Man’s Calling (American, 1912)
In California, a “religious old mountaineer” (George Periolat) intends that he son (J. Warren Kerrigan) should become a friar. He’s sent to the mission, but before reaching it, he meets a girl (Jessalyn Van Trump) and falls in love. After several days, he decides to abandon the cloth and marry her.
A year passes, and at its end, the son returns home to visit his father. The father, who all the while has thought that his son had entered the priesthood, is surprised to see him. “I heeded the call of love”, he explains. His father rejects him, not angrily but in crushing disappointment. The son calls his wife over. At the sight of her and of the newborn child she carries, the father yields and embraces them both.

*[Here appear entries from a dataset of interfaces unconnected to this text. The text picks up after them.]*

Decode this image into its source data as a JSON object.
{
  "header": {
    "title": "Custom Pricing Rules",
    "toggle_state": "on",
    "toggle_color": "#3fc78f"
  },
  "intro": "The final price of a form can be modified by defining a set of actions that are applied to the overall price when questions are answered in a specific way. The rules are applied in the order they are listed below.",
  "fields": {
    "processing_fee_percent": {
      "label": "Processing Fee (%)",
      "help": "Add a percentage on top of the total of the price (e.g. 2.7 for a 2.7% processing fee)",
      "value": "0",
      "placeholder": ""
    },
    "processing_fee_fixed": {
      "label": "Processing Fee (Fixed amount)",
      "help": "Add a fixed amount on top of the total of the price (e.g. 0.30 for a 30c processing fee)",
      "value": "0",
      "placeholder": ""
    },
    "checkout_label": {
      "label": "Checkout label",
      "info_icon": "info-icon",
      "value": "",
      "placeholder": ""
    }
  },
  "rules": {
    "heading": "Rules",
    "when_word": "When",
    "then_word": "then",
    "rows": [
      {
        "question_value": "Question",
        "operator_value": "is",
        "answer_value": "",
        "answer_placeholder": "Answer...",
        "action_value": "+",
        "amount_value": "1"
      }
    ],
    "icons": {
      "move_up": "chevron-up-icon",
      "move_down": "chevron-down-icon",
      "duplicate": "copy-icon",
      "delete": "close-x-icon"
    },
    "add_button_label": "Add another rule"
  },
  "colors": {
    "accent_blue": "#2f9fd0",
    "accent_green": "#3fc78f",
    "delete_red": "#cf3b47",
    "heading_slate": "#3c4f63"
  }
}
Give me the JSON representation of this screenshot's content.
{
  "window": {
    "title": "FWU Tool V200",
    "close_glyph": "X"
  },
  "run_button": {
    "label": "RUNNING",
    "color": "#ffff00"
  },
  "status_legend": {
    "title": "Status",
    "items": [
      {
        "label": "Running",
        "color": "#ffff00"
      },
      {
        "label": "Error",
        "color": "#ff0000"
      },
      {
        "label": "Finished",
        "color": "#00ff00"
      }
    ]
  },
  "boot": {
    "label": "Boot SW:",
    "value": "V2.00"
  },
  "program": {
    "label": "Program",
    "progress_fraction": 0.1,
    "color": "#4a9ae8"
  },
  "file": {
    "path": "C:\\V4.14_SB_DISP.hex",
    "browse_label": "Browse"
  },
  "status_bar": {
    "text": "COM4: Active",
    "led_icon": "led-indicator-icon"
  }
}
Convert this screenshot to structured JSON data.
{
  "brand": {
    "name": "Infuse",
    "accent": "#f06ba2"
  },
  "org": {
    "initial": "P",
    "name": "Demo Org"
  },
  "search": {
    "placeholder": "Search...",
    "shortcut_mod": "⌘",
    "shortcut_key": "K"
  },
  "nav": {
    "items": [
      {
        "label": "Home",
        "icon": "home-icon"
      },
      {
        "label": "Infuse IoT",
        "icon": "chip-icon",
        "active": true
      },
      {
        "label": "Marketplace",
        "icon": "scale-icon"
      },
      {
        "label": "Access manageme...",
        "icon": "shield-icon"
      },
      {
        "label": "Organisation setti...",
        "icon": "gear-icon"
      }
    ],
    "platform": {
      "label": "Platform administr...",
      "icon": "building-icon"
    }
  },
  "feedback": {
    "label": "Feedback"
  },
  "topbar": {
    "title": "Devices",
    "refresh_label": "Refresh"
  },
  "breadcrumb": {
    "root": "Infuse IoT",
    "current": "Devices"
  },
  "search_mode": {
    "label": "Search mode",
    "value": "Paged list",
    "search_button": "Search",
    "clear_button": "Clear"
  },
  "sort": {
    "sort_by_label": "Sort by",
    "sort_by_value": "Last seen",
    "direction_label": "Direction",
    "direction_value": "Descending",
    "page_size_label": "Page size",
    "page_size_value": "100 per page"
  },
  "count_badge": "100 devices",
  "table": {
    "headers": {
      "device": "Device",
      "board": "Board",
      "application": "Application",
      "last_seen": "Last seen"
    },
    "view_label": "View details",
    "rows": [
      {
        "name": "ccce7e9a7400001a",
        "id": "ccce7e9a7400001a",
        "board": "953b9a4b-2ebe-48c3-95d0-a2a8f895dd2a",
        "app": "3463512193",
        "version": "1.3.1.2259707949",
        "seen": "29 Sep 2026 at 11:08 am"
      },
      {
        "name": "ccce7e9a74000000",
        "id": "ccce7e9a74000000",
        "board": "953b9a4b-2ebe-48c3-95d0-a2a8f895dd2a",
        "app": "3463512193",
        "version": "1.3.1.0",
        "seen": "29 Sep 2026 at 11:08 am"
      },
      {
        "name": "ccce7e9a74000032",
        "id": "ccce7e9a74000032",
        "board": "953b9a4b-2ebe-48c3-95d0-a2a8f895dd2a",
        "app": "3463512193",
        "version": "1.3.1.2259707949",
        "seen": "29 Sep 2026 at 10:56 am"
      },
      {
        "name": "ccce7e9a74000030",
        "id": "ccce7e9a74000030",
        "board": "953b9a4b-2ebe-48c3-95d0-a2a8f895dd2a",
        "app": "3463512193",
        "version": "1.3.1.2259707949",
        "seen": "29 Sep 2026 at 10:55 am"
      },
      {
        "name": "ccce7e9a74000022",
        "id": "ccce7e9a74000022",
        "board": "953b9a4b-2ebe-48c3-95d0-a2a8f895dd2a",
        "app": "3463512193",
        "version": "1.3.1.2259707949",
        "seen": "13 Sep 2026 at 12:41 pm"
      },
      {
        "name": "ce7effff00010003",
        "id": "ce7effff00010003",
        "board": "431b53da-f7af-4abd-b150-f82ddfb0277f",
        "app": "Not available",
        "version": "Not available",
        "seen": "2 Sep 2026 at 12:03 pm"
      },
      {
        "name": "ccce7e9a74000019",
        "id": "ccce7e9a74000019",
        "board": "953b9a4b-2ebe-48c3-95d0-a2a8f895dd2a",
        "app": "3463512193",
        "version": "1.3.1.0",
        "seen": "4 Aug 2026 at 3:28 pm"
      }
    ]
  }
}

The announcement for Man’s Calling in the trade magazine Moving Picture World somewhat grandiloquently calls it a drama “dealing with the psychology of the soul”. That doesn’t actually say much about what the film might be, but it does suggest what it isn’t. One reel dramas can often feel more or less rushed because they try to maintain a sense of constant action and try to cover too much material than they can do justice, but Man’s Calling keeps the plot remarkably simple and staid, and in doing so, it really gives itself some room to breathe and allows the cast to act with deliberation and conviction. Regardless of whether it succeeds in revealing the “psychology of the soul”, it does manage to use its thirteen minutes to establish believable characters that appear to act with real emotion.
My rating: I like it.